Your task » Examine each line of the data. Copy the line if it includes the word "value".

Source data

Start of Block

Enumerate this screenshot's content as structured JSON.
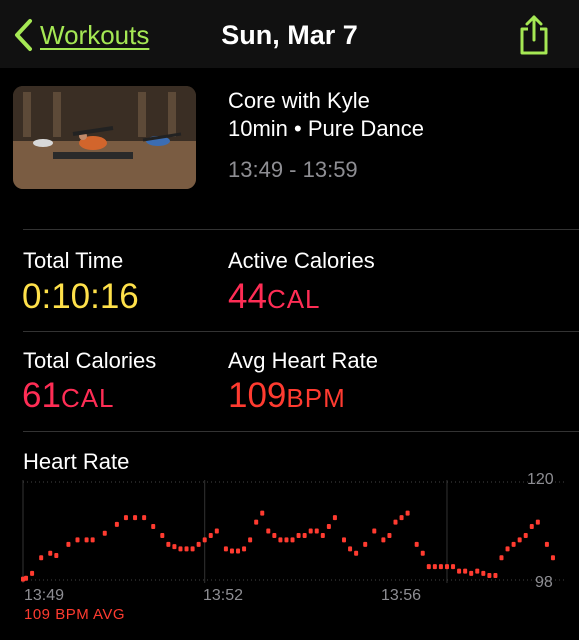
{
  "nav": {
    "back_label": "Workouts",
    "title": "Sun, Mar 7"
  },
  "workout": {
    "title": "Core with Kyle",
    "subtitle": "10min • Pure Dance",
    "time_range": "13:49 - 13:59"
  },
  "stats": {
    "total_time": {
      "label": "Total Time",
      "value": "0:10:16",
      "color": "#ffe14a"
    },
    "active_calories": {
      "label": "Active Calories",
      "value": "44",
      "unit": "CAL",
      "color": "#ff2d55"
    },
    "total_calories": {
      "label": "Total Calories",
      "value": "61",
      "unit": "CAL",
      "color": "#ff2d55"
    },
    "avg_heart_rate": {
      "label": "Avg Heart Rate",
      "value": "109",
      "unit": "BPM",
      "color": "#ff3b30"
    }
  },
  "heart_rate": {
    "title": "Heart Rate",
    "avg_label": "109 BPM AVG",
    "y_max_label": "120",
    "y_min_label": "98",
    "x_labels": [
      "13:49",
      "13:52",
      "13:56"
    ]
  },
  "chart_data": {
    "type": "scatter",
    "xlabel": "",
    "ylabel": "",
    "ylim": [
      98,
      120
    ],
    "x_ticks": [
      "13:49",
      "13:52",
      "13:56"
    ],
    "series": [
      {
        "color": "#ff3b30",
        "points": [
          [
            0.0,
            98.2
          ],
          [
            0.05,
            98.4
          ],
          [
            0.15,
            99.5
          ],
          [
            0.3,
            103
          ],
          [
            0.45,
            104
          ],
          [
            0.55,
            103.5
          ],
          [
            0.75,
            106
          ],
          [
            0.9,
            107
          ],
          [
            1.05,
            107
          ],
          [
            1.15,
            107
          ],
          [
            1.35,
            108.5
          ],
          [
            1.55,
            110.5
          ],
          [
            1.7,
            112
          ],
          [
            1.85,
            112
          ],
          [
            2.0,
            112
          ],
          [
            2.15,
            110
          ],
          [
            2.3,
            108
          ],
          [
            2.4,
            106
          ],
          [
            2.5,
            105.5
          ],
          [
            2.6,
            105
          ],
          [
            2.7,
            105
          ],
          [
            2.8,
            105
          ],
          [
            2.9,
            106
          ],
          [
            3.0,
            107
          ],
          [
            3.1,
            108
          ],
          [
            3.2,
            109
          ],
          [
            3.35,
            105
          ],
          [
            3.45,
            104.5
          ],
          [
            3.55,
            104.5
          ],
          [
            3.65,
            105
          ],
          [
            3.75,
            107
          ],
          [
            3.85,
            111
          ],
          [
            3.95,
            113
          ],
          [
            4.05,
            109
          ],
          [
            4.15,
            108
          ],
          [
            4.25,
            107
          ],
          [
            4.35,
            107
          ],
          [
            4.45,
            107
          ],
          [
            4.55,
            108
          ],
          [
            4.65,
            108
          ],
          [
            4.75,
            109
          ],
          [
            4.85,
            109
          ],
          [
            4.95,
            108
          ],
          [
            5.05,
            110
          ],
          [
            5.15,
            112
          ],
          [
            5.3,
            107
          ],
          [
            5.4,
            105
          ],
          [
            5.5,
            104
          ],
          [
            5.65,
            106
          ],
          [
            5.8,
            109
          ],
          [
            5.95,
            107
          ],
          [
            6.05,
            108
          ],
          [
            6.15,
            111
          ],
          [
            6.25,
            112
          ],
          [
            6.35,
            113
          ],
          [
            6.5,
            106
          ],
          [
            6.6,
            104
          ],
          [
            6.7,
            101
          ],
          [
            6.8,
            101
          ],
          [
            6.9,
            101
          ],
          [
            7.0,
            101
          ],
          [
            7.1,
            101
          ],
          [
            7.2,
            100
          ],
          [
            7.3,
            100
          ],
          [
            7.4,
            99.5
          ],
          [
            7.5,
            100
          ],
          [
            7.6,
            99.5
          ],
          [
            7.7,
            99
          ],
          [
            7.8,
            99
          ],
          [
            7.9,
            103
          ],
          [
            8.0,
            105
          ],
          [
            8.1,
            106
          ],
          [
            8.2,
            107
          ],
          [
            8.3,
            108
          ],
          [
            8.4,
            110
          ],
          [
            8.5,
            111
          ],
          [
            8.65,
            106
          ],
          [
            8.75,
            103
          ]
        ]
      }
    ]
  }
}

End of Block

Answer to the exercise »
      "value": "0:10:16",
      "value": "44",
      "value": "61",
      "value": "109",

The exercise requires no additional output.